═══ The data

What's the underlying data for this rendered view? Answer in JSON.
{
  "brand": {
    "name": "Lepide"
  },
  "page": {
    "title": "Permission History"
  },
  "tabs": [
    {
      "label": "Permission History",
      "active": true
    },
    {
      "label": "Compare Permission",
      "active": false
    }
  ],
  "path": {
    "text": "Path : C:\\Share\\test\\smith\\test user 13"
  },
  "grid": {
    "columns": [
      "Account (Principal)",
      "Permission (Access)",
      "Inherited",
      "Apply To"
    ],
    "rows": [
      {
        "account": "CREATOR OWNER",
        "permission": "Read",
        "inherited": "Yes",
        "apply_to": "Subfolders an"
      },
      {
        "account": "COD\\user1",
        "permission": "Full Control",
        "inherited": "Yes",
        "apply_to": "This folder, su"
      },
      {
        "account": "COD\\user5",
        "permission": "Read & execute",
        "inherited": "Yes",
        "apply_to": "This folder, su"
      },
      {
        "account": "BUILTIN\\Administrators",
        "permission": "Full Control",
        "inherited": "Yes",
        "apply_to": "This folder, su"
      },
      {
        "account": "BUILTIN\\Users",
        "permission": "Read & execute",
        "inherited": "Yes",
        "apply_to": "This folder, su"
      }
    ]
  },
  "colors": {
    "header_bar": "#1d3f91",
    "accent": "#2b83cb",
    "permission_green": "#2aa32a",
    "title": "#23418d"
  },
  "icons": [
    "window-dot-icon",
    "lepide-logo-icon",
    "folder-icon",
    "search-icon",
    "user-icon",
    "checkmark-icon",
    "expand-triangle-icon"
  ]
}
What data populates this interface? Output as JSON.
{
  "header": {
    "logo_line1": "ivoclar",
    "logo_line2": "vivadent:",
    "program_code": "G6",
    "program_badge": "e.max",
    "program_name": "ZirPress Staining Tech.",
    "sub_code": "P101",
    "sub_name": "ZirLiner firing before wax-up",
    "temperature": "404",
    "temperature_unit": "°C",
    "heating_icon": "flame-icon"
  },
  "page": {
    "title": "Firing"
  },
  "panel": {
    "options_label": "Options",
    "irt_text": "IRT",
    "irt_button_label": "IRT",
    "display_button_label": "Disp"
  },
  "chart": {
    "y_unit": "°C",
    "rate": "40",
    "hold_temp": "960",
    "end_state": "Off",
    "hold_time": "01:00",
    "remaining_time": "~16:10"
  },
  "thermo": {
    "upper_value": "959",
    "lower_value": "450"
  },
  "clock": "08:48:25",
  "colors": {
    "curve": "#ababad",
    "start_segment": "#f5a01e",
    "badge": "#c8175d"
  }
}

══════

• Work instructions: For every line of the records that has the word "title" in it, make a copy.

• The completed task:
    "title": "Permission History"
    "title": "#23418d"
    "title": "Firing"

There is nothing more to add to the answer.